WINNER OF THE NOBEL PRIZE IN LITERATURE
"A brilliant literary murder mystery." —Chicago Tribune
"Extraordinary. Tokarczuk's novel is funny, vivid, dangerous, and disturbing, and it raises some fierce questions about human behavior. My sincere admiration for her brilliant work." —Annie Proulx
In a remote Polish village, Janina devotes the dark winter days to studying astrology, translating the poetry of William Blake, and taking care of the summer homes of wealthy Warsaw residents. Her reputation as a crank and a recluse is amplified by her not-so-secret preference for the company of animals over humans. Then a neighbor, Big Foot, turns up dead. Soon other bodies are discovered, in increasingly strange circumstances. As suspicions mount, Janina inserts herself into the investigation, certain that she knows whodunit. If only anyone would pay her mind . . .
A deeply satisfying thriller cum fairy tale, Drive Your Plow over the Bones of the Dead is a provocative exploration of the murky borderland between sanity and madness, justice and tradition, autonomy and fate. Whom do we deem sane? it asks. Who is worthy of a voice?
APPLE BOOKS REVIEW
A murder mystery, a pitch-black comedy, and a Slavic fairy tale with a shot of feminist wit meld to turn Olga Tokarczuk’s novel into one singularly brilliant creation. Set in a sleepy Polish village in winter, the novel charts the full-time obsessions and part-time sleuthing of Janina Duszejko, an amateur astrologer and William Blake enthusiast whose neighbor is found dead with a deer bone in his mouth. Between the delightfully fascinating meditations on animal rights, the Catholic Church, and human nature, there’s a killer detective story that would make Agatha Christie grin.

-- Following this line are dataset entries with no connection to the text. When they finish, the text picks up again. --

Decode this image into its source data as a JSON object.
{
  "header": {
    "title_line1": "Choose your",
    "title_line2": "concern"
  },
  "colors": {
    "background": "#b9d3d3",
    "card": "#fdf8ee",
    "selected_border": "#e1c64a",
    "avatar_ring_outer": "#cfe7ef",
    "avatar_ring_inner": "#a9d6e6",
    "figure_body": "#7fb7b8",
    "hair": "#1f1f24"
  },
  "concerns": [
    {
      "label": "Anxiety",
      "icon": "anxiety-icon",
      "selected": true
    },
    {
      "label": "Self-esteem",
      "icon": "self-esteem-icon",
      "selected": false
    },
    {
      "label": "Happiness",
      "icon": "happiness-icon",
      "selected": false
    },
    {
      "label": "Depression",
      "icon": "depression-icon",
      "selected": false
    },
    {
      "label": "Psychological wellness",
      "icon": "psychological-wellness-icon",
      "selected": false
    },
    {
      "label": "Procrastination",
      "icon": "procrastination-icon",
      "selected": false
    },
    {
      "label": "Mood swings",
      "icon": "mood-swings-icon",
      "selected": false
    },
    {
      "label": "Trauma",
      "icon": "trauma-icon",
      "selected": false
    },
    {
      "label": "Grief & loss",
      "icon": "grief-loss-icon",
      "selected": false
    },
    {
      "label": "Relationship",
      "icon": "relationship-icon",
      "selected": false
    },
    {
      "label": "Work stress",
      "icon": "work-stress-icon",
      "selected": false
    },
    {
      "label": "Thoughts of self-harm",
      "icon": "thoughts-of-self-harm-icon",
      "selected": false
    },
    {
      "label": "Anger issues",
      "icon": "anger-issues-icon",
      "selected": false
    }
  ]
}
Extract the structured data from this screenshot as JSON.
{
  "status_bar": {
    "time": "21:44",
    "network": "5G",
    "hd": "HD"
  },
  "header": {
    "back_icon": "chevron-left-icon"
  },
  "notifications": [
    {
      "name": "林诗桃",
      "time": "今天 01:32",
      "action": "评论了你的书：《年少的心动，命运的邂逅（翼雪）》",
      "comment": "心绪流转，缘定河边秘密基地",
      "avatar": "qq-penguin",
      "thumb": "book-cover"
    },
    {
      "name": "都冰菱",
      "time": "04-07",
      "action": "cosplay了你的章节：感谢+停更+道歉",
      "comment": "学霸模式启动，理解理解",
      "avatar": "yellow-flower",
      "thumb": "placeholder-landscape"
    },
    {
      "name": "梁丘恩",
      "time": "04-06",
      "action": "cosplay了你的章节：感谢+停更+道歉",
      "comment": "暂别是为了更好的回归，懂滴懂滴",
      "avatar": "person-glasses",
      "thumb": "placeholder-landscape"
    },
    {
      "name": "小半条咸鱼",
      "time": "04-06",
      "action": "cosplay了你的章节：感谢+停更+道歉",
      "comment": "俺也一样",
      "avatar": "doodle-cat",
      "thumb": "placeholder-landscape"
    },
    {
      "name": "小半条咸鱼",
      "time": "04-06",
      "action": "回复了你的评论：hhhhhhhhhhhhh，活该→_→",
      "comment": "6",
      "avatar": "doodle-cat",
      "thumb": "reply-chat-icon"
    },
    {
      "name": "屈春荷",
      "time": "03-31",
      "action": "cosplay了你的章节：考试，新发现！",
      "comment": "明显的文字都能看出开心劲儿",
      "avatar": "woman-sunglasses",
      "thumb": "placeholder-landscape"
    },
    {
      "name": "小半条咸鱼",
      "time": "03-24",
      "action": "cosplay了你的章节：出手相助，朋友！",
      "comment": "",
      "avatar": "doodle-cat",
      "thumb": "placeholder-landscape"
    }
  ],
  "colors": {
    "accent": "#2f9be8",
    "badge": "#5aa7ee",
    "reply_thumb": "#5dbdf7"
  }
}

Tokarczuk follows her Man Booker International winner Flights with an astounding mystical detective novel. Narrator Janina Duszejko, an English teacher and winter caretaker for a few summer houses in an isolated Polish hamlet near the Czech border, is awakened one night by her neighbor, whom she calls Oddball, who informs her that their neighbor, nicknamed Big Foot, is dead in his house. Before the police arrive, Janina and Oddball find a deer bone in Big Foot's mouth. Soon another body turns up, and Janina, an avid creator of horoscopes and, more generally, prone to theorizing and ascribing incidents to larger systems, develops a theory that animals are killing the locals. As the body count rises, readers are treated to Janina's beliefs ("Finally, transformed into tiny quivering photons, each of our deeds will set off into Outer Space, where the planets will keep watching it like a film until the end of the world"), descriptions (a body is "a troublesome piece of luggage"), and observations (flowers in a garden "are neat and tidy, standing straight and slender, as if they'd been to the gym"). Tokarczuk's novel succeeds as both a suspenseful murder mystery and a powerful and profound meditation on human existence and how a life fits into the world around it. Novels this thrilling don't come along very often.

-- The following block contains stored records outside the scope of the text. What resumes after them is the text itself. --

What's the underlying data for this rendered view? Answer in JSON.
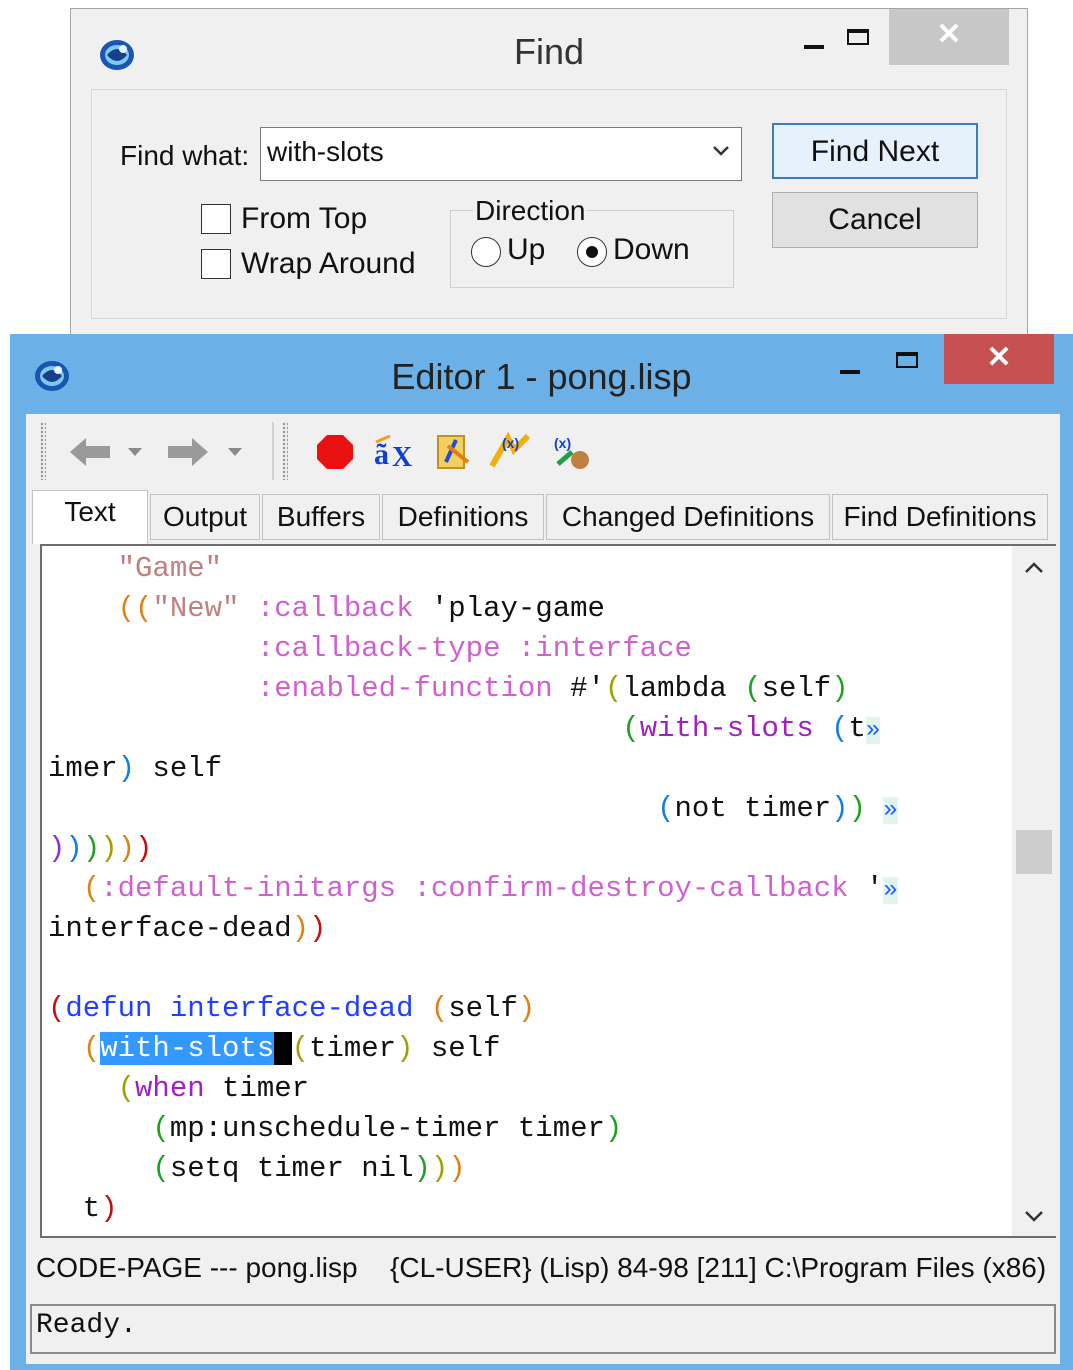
{
  "find_dialog": {
    "title": "Find",
    "find_what_label": "Find what:",
    "find_what_value": "with-slots",
    "from_top_label": "From Top",
    "from_top_checked": false,
    "wrap_around_label": "Wrap Around",
    "wrap_around_checked": false,
    "direction_label": "Direction",
    "up_label": "Up",
    "down_label": "Down",
    "direction_selected": "Down",
    "find_next_label": "Find Next",
    "cancel_label": "Cancel"
  },
  "editor": {
    "title": "Editor 1 - pong.lisp",
    "tabs": [
      "Text",
      "Output",
      "Buffers",
      "Definitions",
      "Changed Definitions",
      "Find Definitions"
    ],
    "active_tab": "Text",
    "code_lines": [
      "    \"Game\"",
      "    ((\"New\" :callback 'play-game",
      "            :callback-type :interface",
      "            :enabled-function #'(lambda (self)",
      "                                 (with-slots (t »",
      "imer) self",
      "                                   (not timer)) »",
      "))))))",
      "  (:default-initargs :confirm-destroy-callback '»",
      "interface-dead))",
      "",
      "(defun interface-dead (self)",
      "  (with-slots (timer) self",
      "    (when timer",
      "      (mp:unschedule-timer timer)",
      "      (setq timer nil)))",
      "  t)"
    ],
    "selected_text": "with-slots",
    "mode_line_buffer": "CODE-PAGE --- pong.lisp",
    "mode_line_info": "{CL-USER} (Lisp) 84-98 [211] C:\\Program Files (x86)",
    "echo_area": "Ready."
  },
  "colors": {
    "editor_frame": "#6bb0e6",
    "close_button": "#c75050",
    "selection": "#3399ff",
    "string": "#c08080",
    "keyword": "#d060d0"
  }
}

Interesting title taken from a Blake passage.
Fantastic mystery blended with folktales and a love for the environment.
Oh, the stuff you’ll learn
Brilliant, funny, surprising. And easier than a Polish vacation.
Fairly obvious if you’re paying attention early on...the author makes a mistake by offering a little too much with one character’s tiny correction. Otherwise, the book is the musings of a stereotypical “crazy old cat lady”; not much insight to be gleaned nor good humor to be found. I enjoyed it mostly for its portrayal of a tucked-away small town and its surrounding outposts on the Czech/Polish border.The translation seems a little uneven sometimes; though I don’t read the native language it was written in, certain lines just come across as oddly translated.